## Exercise objective
What comes back must be the data itself, retyped exactly.

[Excerpts from an interface dataset]
'''

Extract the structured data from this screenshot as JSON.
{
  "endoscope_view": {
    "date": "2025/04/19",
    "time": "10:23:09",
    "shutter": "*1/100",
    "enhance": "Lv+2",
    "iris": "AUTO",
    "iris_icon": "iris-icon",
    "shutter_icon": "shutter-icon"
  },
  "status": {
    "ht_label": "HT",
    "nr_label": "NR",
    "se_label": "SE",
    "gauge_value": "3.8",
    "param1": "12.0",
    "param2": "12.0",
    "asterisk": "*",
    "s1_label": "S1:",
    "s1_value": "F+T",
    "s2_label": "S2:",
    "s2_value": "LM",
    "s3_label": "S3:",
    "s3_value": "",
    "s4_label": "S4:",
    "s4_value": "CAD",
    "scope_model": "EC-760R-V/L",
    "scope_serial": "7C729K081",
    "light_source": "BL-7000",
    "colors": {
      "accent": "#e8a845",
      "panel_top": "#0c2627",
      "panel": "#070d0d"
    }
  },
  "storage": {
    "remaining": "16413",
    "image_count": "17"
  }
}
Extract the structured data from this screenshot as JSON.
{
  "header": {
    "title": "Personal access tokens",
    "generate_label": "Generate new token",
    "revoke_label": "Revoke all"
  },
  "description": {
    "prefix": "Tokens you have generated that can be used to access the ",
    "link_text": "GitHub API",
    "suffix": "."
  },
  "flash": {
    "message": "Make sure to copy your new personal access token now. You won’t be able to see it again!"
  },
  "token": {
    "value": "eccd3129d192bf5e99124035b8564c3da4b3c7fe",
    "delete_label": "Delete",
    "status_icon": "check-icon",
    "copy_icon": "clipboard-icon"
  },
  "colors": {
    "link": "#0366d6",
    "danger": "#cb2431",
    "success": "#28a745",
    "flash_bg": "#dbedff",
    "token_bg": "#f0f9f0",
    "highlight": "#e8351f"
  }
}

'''

## Result of the exercise
Extract the structured data from this screenshot as JSON.
{
  "endoscope_view": {
    "date": "2025/04/19",
    "time": "10:23:09",
    "shutter": "*1/100",
    "enhance": "Lv+2",
    "iris": "AUTO",
    "iris_icon": "iris-icon",
    "shutter_icon": "shutter-icon"
  },
  "status": {
    "ht_label": "HT",
    "nr_label": "NR",
    "se_label": "SE",
    "gauge_value": "3.8",
    "param1": "12.0",
    "param2": "12.0",
    "asterisk": "*",
    "s1_label": "S1:",
    "s1_value": "F+T",
    "s2_label": "S2:",
    "s2_value": "LM",
    "s3_label": "S3:",
    "s3_value": "",
    "s4_label": "S4:",
    "s4_value": "CAD",
    "scope_model": "EC-760R-V/L",
    "scope_serial": "7C729K081",
    "light_source": "BL-7000",
    "colors": {
      "accent": "#e8a845",
      "panel_top": "#0c2627",
      "panel": "#070d0d"
    }
  },
  "storage": {
    "remaining": "16413",
    "image_count": "17"
  }
}
Extract the structured data from this screenshot as JSON.
{
  "header": {
    "title": "Personal access tokens",
    "generate_label": "Generate new token",
    "revoke_label": "Revoke all"
  },
  "description": {
    "prefix": "Tokens you have generated that can be used to access the ",
    "link_text": "GitHub API",
    "suffix": "."
  },
  "flash": {
    "message": "Make sure to copy your new personal access token now. You won’t be able to see it again!"
  },
  "token": {
    "value": "eccd3129d192bf5e99124035b8564c3da4b3c7fe",
    "delete_label": "Delete",
    "status_icon": "check-icon",
    "copy_icon": "clipboard-icon"
  },
  "colors": {
    "link": "#0366d6",
    "danger": "#cb2431",
    "success": "#28a745",
    "flash_bg": "#dbedff",
    "token_bg": "#f0f9f0",
    "highlight": "#e8351f"
  }
}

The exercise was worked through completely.